Mick Halford is confident Surrounding has plenty going for her as she makes another bid for Group Two honours in the Balanchine at Meydan.
The mare was found to be in season when disappointing behind Magic Lily in the Cape Verdi in January, but she ran much better when a close fourth from a poor draw in a mile handicap there two weeks ago.
Halford reports the seven-year-old to be all the better for that run, and was pleased to find she is better drawn in stall one on Thursday.
“She’s in good form – I’d draw a line through her first run out here,” said the County Kildare trainer.
“She was in season – and her second run was very good, given her wide draw.
“She’s back taking on fillies again and she’s got a good draw. On ratings, it’s quite tight.
“I’m looking forward to seeing a much-improved run from her – from her first day, anyway. She’s been training really well.”
Charlie Appleby was delighted Magic Lily put her well-documented problems behind her when getting up in the last stride to deny Nisreen by a short head in the Cape Verdi over a mile.
“Magic Lily has come forward for that run,” he said.
“Obviously a step up in trip will hopefully see a bit more improvement again there. She has the (3lb) penalty this time around, and we’ll take that into account when taking on (Nisreen) – who she just got in front of last out.”
Appleby warned not to discount his other runner Divine Image, who has not raced since disappointing on soft ground at Deauville in August.
“Her home work has been good, and we’re pleased with how she looks,” he said.
“She’s fit and ready. All of her starts, apart from her run on the soft ground at Deauville, have been on the Meydan dirt or the one start on the synthetic in the UK.
“If she brings that form back from last year at Meydan, she’s going to be a player.”
Capezzano makes his first first appearance in the Group Three Firebreak Stakes since finishing last of 12 behind Thunder Snow when favourite for the Dubai World Cup.
He had beaten that horse by nine and a half lengths just three weeks earlier -but he had a total of four races in that winter campaign, prompting trainer Salem bin Ghadayer to bring him into training later this time round.
“I delayed this horse and didn’t use him at all in training until the end of September,” said Bin Ghadayer.
“He’s a Bernardini, is always keen, and I made a programme for him that is just February and March to keep his big performances saved for the big nights.
“At the end of the day, he was invited to (the Group 1 $20 million) Saudi Cup, and it’s only two weeks until that race. But he will need the race, and I think the two weeks is enough time for recover.
“I think he can be 100 per cent for Saudi and then Dubai World Cup, but this race will not be an easy race.
“We will go and try to win this race, but we must be very careful with him and his mentality.
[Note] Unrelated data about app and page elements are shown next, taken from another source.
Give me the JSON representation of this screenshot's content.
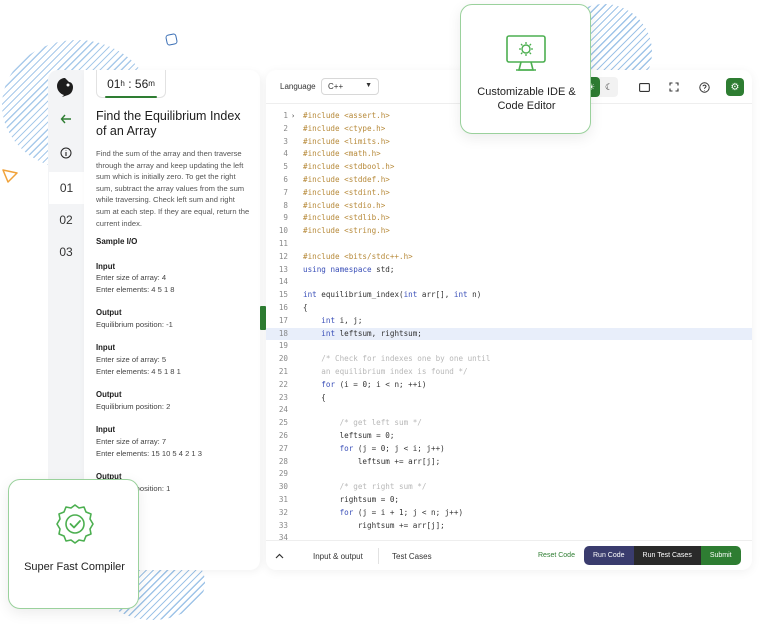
{
  "timer": {
    "hours": "01",
    "h_unit": "h",
    "sep": " : ",
    "minutes": "56",
    "m_unit": "m"
  },
  "sidebar": {
    "items": [
      {
        "label": "01"
      },
      {
        "label": "02"
      },
      {
        "label": "03"
      }
    ]
  },
  "problem": {
    "title": "Find the Equilibrium Index of an Array",
    "description": "Find the sum of the array and then traverse through the array and keep updating the left sum which is initially zero. To get the right sum, subtract the array values from the sum while traversing. Check left sum and right sum at each step. If they are equal, return the current index.",
    "sample_heading": "Sample I/O",
    "samples": [
      {
        "label": "Input",
        "lines": [
          "Enter size of array: 4",
          "Enter elements: 4 5 1 8"
        ]
      },
      {
        "label": "Output",
        "lines": [
          "Equilibrium position: -1"
        ]
      },
      {
        "label": "Input",
        "lines": [
          "Enter size of array: 5",
          "Enter elements: 4 5 1 8 1"
        ]
      },
      {
        "label": "Output",
        "lines": [
          "Equilibrium position: 2"
        ]
      },
      {
        "label": "Input",
        "lines": [
          "Enter size of array: 7",
          "Enter elements: 15 10 5 4 2 1 3"
        ]
      },
      {
        "label": "Output",
        "lines": [
          "Equilibrium position: 1"
        ]
      }
    ]
  },
  "editor": {
    "language_label": "Language",
    "language_value": "C++",
    "highlight_line": 18,
    "code": [
      "#include <assert.h>",
      "#include <ctype.h>",
      "#include <limits.h>",
      "#include <math.h>",
      "#include <stdbool.h>",
      "#include <stddef.h>",
      "#include <stdint.h>",
      "#include <stdio.h>",
      "#include <stdlib.h>",
      "#include <string.h>",
      "",
      "#include <bits/stdc++.h>",
      "using namespace std;",
      "",
      "int equilibrium_index(int arr[], int n)",
      "{",
      "    int i, j;",
      "    int leftsum, rightsum;",
      "",
      "    /* Check for indexes one by one until",
      "    an equilibrium index is found */",
      "    for (i = 0; i < n; ++i)",
      "    {",
      "",
      "        /* get left sum */",
      "        leftsum = 0;",
      "        for (j = 0; j < i; j++)",
      "            leftsum += arr[j];",
      "",
      "        /* get right sum */",
      "        rightsum = 0;",
      "        for (j = i + 1; j < n; j++)",
      "            rightsum += arr[j];",
      ""
    ],
    "tabs": {
      "io": "Input & output",
      "tests": "Test Cases"
    },
    "reset_label": "Reset Code",
    "run_label": "Run Code",
    "run_tests_label": "Run Test Cases",
    "submit_label": "Submit"
  },
  "callouts": {
    "ide": "Customizable IDE & Code Editor",
    "compiler": "Super Fast Compiler"
  }
}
We have tried to keep him happy and relaxed, which is not easy, but he has trained and galloped well – and he’s healthy and sound.
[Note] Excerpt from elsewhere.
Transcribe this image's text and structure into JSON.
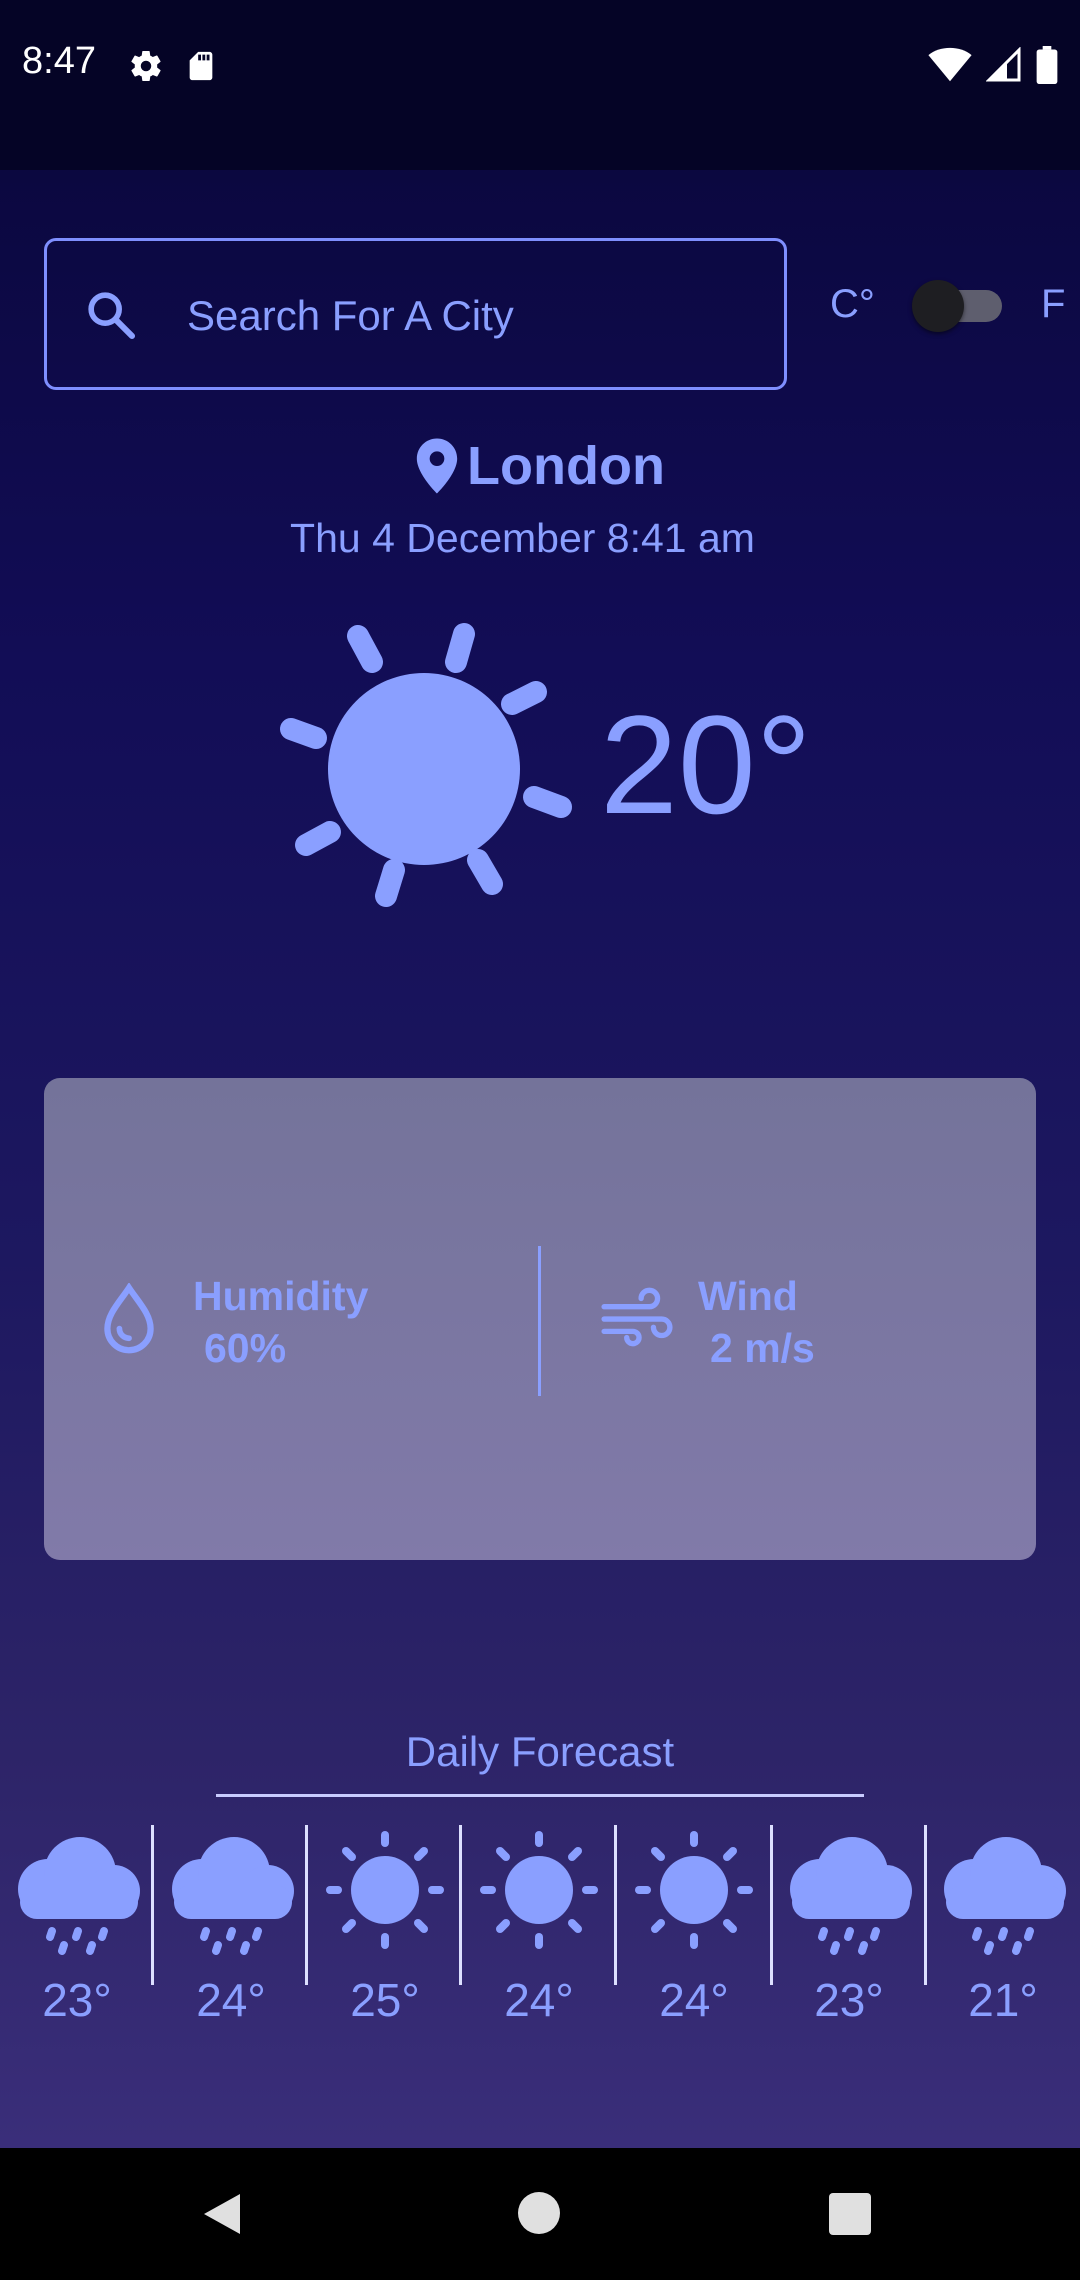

“Last year, he ran in a mile handicap and won just two weeks before he won Round Three.”
Bin Ghadayer also runs the veteran Heavy Metal and Matterhorn, who is having his first start since leaving Mark Johnston’s stable.
Last year’s winner Muntazah, trained by Doug Watson, is another among the 10 runners.